This is the appearance of the Atlanta Braves dropping shortstop in the opening game.
The Braves announced on the 21st (Korean time) that they would drop infielders Von Grissom (22) and Braden Shoemake (26) to Triple-A Gwinnett.
Shoemaker, a first-round pick in the 2019 draft, played 바카라사이트76 games for Gwinnett last season, batting average of 0.259, on-base percentage of 0.316, slugging average of 0.399, seven homers and 25 RBIs.
Grissom was selected in the 11th round of the draft that same year. He was quicker to make his big league debut than Shoemaker. In 41 games last season, he had a batting average of 0.291, an on-base percentage of 0.353, a slugging percentage of 0.440, five home runs and 18 RBIs.
The two players are attracting attention as Atlanta’s next main shortstop. They are expected to fill the shortstop void created by the departure of Dansby Swanson, but they will not be able to play in the opening game due to the relegation.
There is a separate winner in the competition for the starting shortstop in the opening game. Local media such as ‘MLB.com’ predicted that Orlando Arcia (29) would be the starting shortstop for the opening game unless additional players were recruited.
Arcia is a veteran who played in 641 games over seven seasons in the major leagues. He only played 67 games last season due to injury, and he had a batting average of .244, on-base percentage, .316 slugging percentage, .416, 9 homers and 30 RBIs.
MLB.com Braves reporter Mark Bowman said, “Grissom and Shoemake, two prospects, have higher potential than Arcia, but they are not ready to play major league roles yet.”
He explained that it is a ‘safe bet’ to leave the starting shortstop to the more experienced Arcia until they are ready.

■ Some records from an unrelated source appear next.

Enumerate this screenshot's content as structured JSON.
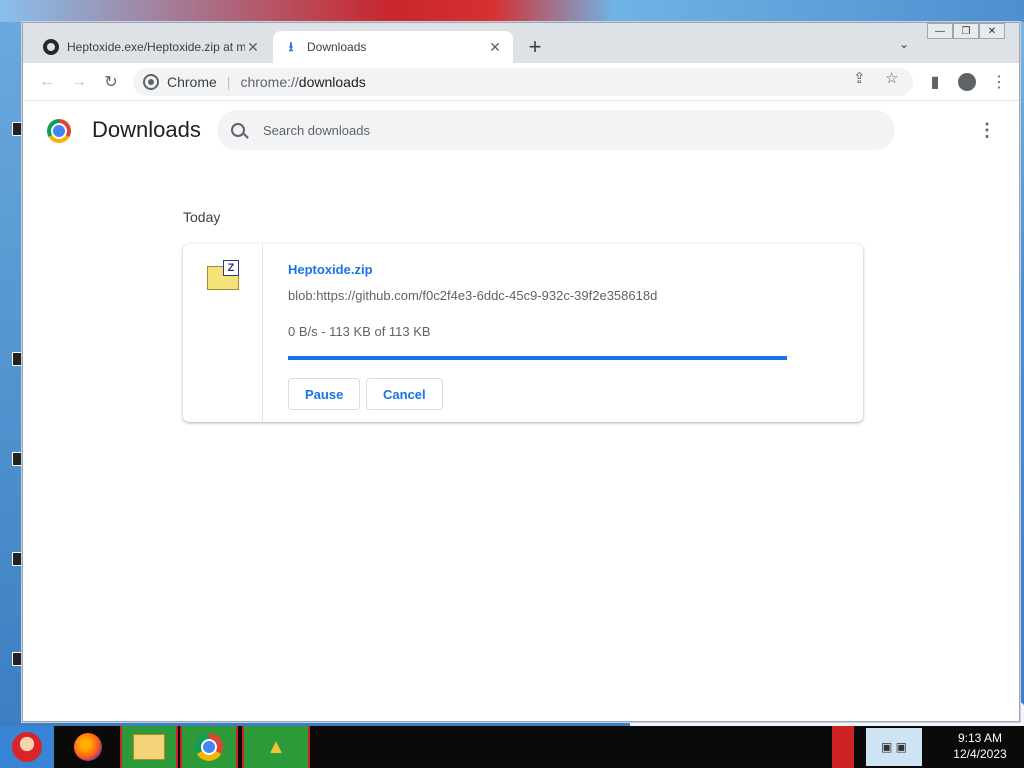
{
  "browser": {
    "tabs": [
      {
        "title": "Heptoxide.exe/Heptoxide.zip at m",
        "icon": "github-icon",
        "active": false
      },
      {
        "title": "Downloads",
        "icon": "download-icon",
        "active": true
      }
    ],
    "omnibox": {
      "chip": "Chrome",
      "url_prefix": "chrome://",
      "url_path": "downloads"
    }
  },
  "downloads_page": {
    "title": "Downloads",
    "search_placeholder": "Search downloads",
    "date_heading": "Today",
    "items": [
      {
        "file_name": "Heptoxide.zip",
        "url": "blob:https://github.com/f0c2f4e3-6ddc-45c9-932c-39f2e358618d",
        "status": "0 B/s - 113 KB of 113 KB",
        "progress_percent": 100,
        "pause_label": "Pause",
        "cancel_label": "Cancel"
      }
    ]
  },
  "taskbar": {
    "time": "9:13 AM",
    "date": "12/4/2023"
  },
  "colors": {
    "accent": "#1a73e8",
    "tabstrip": "#dee1e6",
    "taskbar": "#0a0a0a"
  }
}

The two players plan to gain more experience by forming a keystone combination in Triple A Gwinnet. In the long term, one of these guys will likely be the starting shortstop.
‘ESPN’ major league reporter Buster Olney told the evaluation of some batting team officials that shoemaking could be a ‘long-term solution’ for Atlanta, but not yet.